The Screwtape Letters (1942)

by C.S. Lewis

C.S. Lewis hit on a brilliant device for exploring Christianity by adopting the persona of a senior demon, Screwtape, writing a series of letters to a lesser one, Wormwood, providing helpful hints on undermining the burgeoning faith of a developing Christian.

Hell is depicted as the ultimate bureaucracy, staffed by tempters who are motivated by the fear of punishment (not unlike Christians motivated by the fear of damnation?).


Lewis frequently displays great insight when dissecting the less charitable elements of human nature.

C.S. Lewis

However, he also comes across as disdainful, dismissive, and condescending toward non-Christians.

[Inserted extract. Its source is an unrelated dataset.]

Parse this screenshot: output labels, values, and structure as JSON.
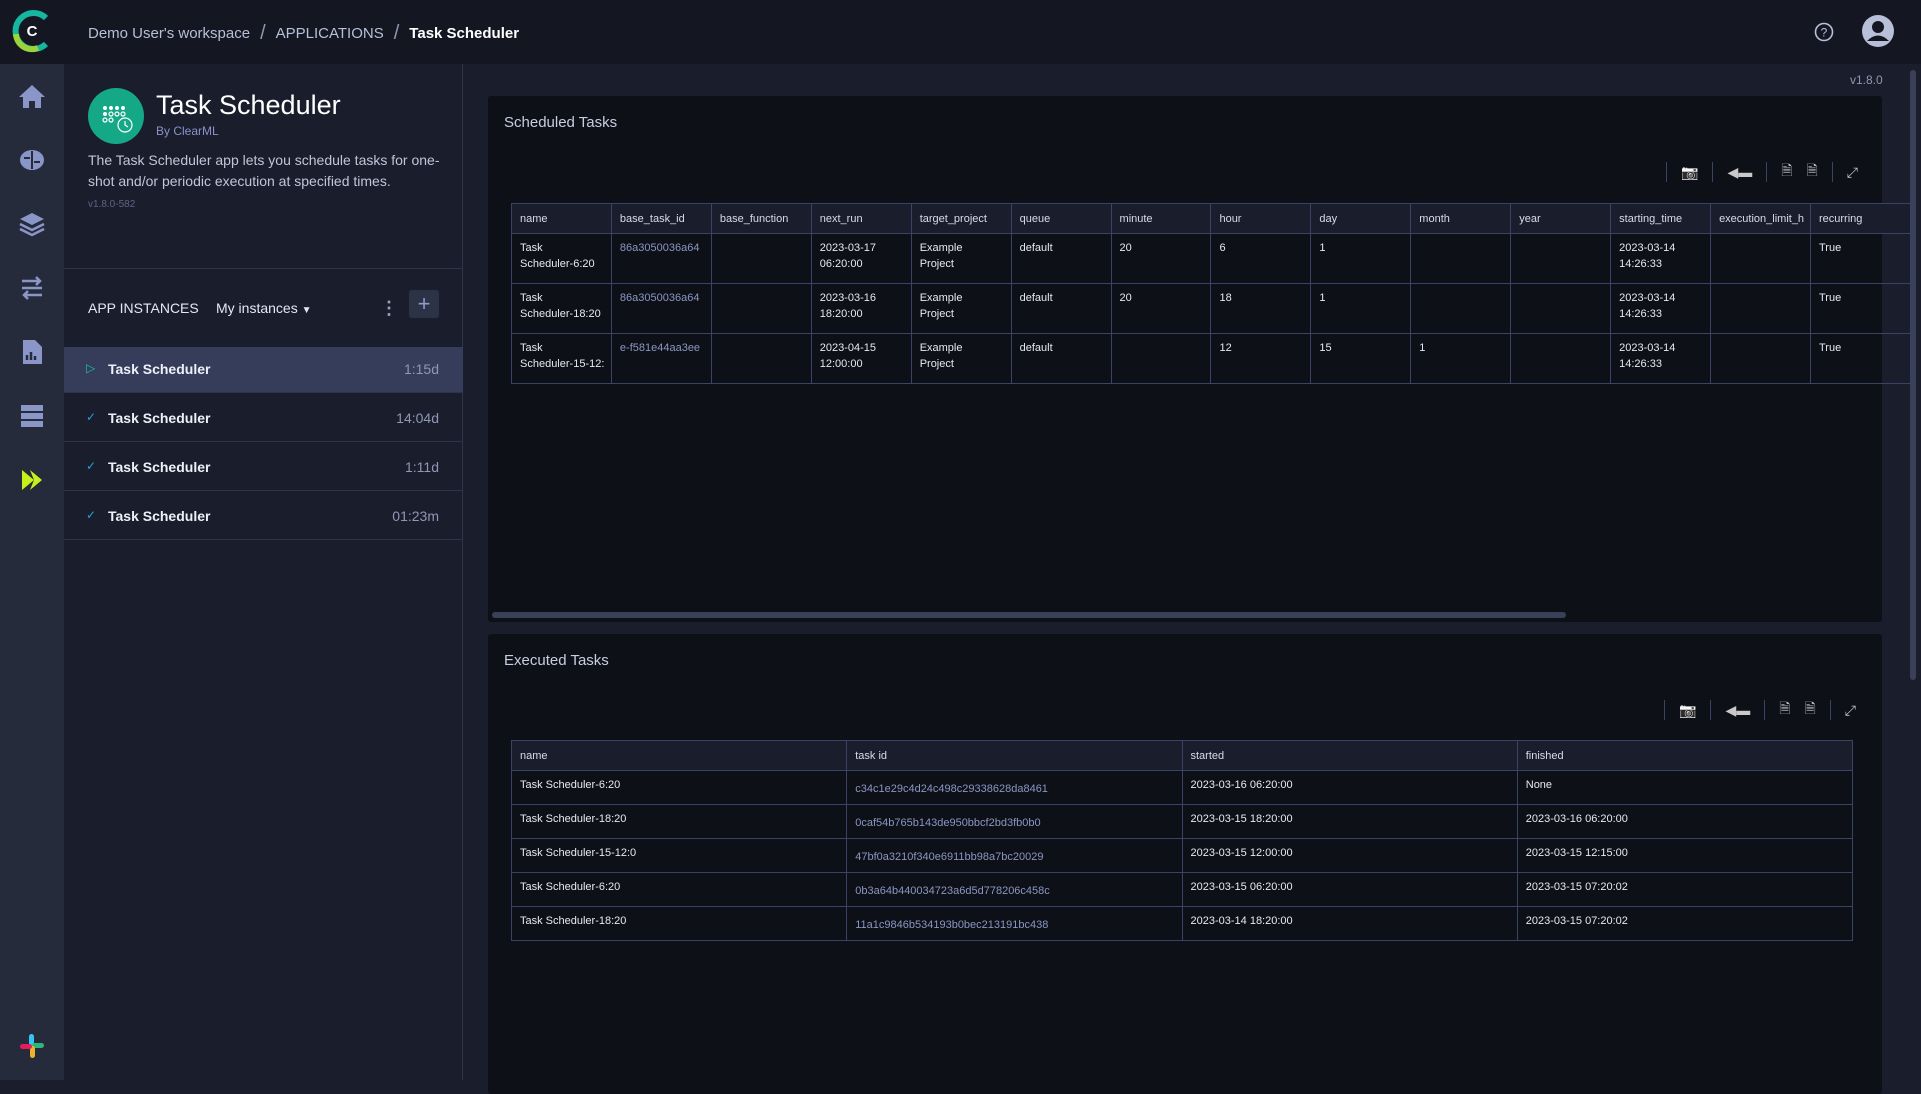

At times, he reveals prejudices that, in my eyes at least, disqualify him from being the moral authority that many believe him to be.

The best example of this can be found in the epilogue, "Screwtape Proposes a Toast," in which Lewis laments the tendency of some to interpret the political ideal of "equality" as a moral justification for dragging everyone down to the same level of mediocrity.

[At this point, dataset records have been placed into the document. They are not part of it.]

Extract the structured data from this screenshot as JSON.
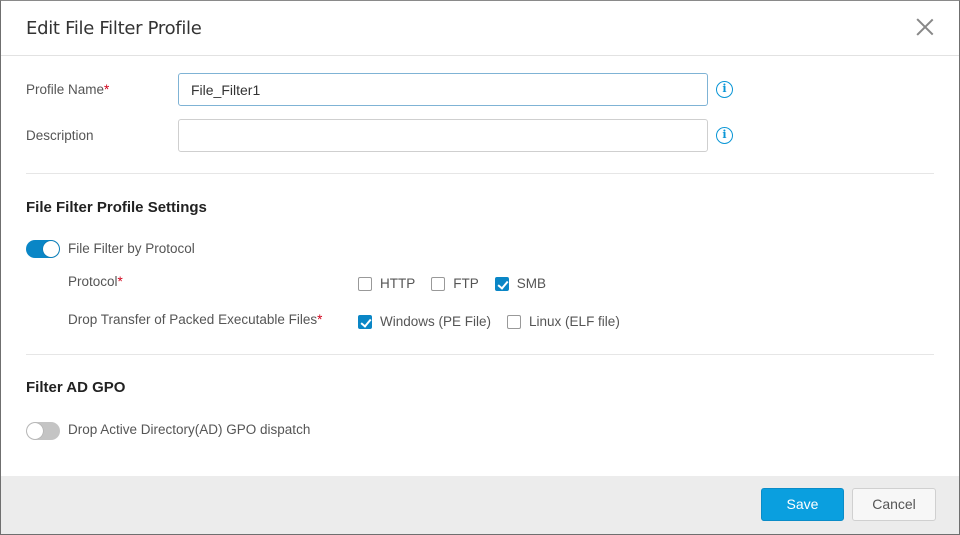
{
  "dialog": {
    "title": "Edit File Filter Profile",
    "close_icon": "close-icon"
  },
  "form": {
    "profile_name": {
      "label": "Profile Name",
      "required_mark": "*",
      "value": "File_Filter1",
      "info_icon": "info-icon"
    },
    "description": {
      "label": "Description",
      "value": "",
      "info_icon": "info-icon"
    }
  },
  "settings": {
    "title": "File Filter Profile Settings",
    "filter_by_protocol": {
      "label": "File Filter by Protocol",
      "enabled": true
    },
    "protocol": {
      "label": "Protocol",
      "required_mark": "*",
      "options": [
        {
          "label": "HTTP",
          "checked": false
        },
        {
          "label": "FTP",
          "checked": false
        },
        {
          "label": "SMB",
          "checked": true
        }
      ]
    },
    "drop_transfer": {
      "label": "Drop Transfer of Packed Executable Files",
      "required_mark": "*",
      "options": [
        {
          "label": "Windows (PE File)",
          "checked": true
        },
        {
          "label": "Linux (ELF file)",
          "checked": false
        }
      ]
    }
  },
  "ad_gpo": {
    "title": "Filter AD GPO",
    "drop_gpo": {
      "label": "Drop Active Directory(AD) GPO dispatch",
      "enabled": false
    }
  },
  "footer": {
    "save_label": "Save",
    "cancel_label": "Cancel"
  },
  "colors": {
    "accent": "#0a86c6",
    "save_button": "#0a9fdf",
    "required": "#d0021b"
  }
}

He claims that the feeling that prompts some to claim that they are just as good as anyone else is one of the root causes of sin and is really just "the itching, writhing, smarting awareness of an inferiority which the patient refuses to accept."

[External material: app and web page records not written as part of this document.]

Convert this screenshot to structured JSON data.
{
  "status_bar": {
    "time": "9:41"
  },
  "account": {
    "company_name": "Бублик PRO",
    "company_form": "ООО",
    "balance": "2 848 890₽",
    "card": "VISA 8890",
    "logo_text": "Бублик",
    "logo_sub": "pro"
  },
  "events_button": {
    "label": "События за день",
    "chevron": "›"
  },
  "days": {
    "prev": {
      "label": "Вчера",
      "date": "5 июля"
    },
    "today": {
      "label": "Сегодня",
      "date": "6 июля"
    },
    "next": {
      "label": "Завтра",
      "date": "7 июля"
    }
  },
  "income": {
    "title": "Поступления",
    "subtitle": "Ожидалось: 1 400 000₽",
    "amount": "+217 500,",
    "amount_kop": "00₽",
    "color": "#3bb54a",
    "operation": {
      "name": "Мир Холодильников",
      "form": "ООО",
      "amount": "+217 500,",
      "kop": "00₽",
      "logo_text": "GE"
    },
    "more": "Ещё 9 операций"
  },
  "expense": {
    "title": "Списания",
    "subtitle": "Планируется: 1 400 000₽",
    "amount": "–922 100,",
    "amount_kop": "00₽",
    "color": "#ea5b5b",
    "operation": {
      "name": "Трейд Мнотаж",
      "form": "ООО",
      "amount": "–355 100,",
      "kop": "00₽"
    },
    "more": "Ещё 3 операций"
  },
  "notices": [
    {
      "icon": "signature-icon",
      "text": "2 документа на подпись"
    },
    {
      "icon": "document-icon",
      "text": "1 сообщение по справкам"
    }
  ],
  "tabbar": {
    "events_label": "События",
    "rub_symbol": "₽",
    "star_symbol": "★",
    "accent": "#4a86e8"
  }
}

Among the examples of inferiority that he provides are some really stunning cases, whether stunningly irrelevant and frivolous (such as the claim that toy dogs are inferior to Saint Bernards) or stunningly wrong-headed and shallow (such as the claim that plain women are inferior to beauties).

Whatever you may think of his content, though, Lewis always makes his case clearly and, in this case, through the conception of a brilliant metaphor.



Popular posts from this blog

There Will Be Blood (2007)

Captain America: The First Avenger (2011)

Hel on Earth! (The Mighty Thor #487) (1995)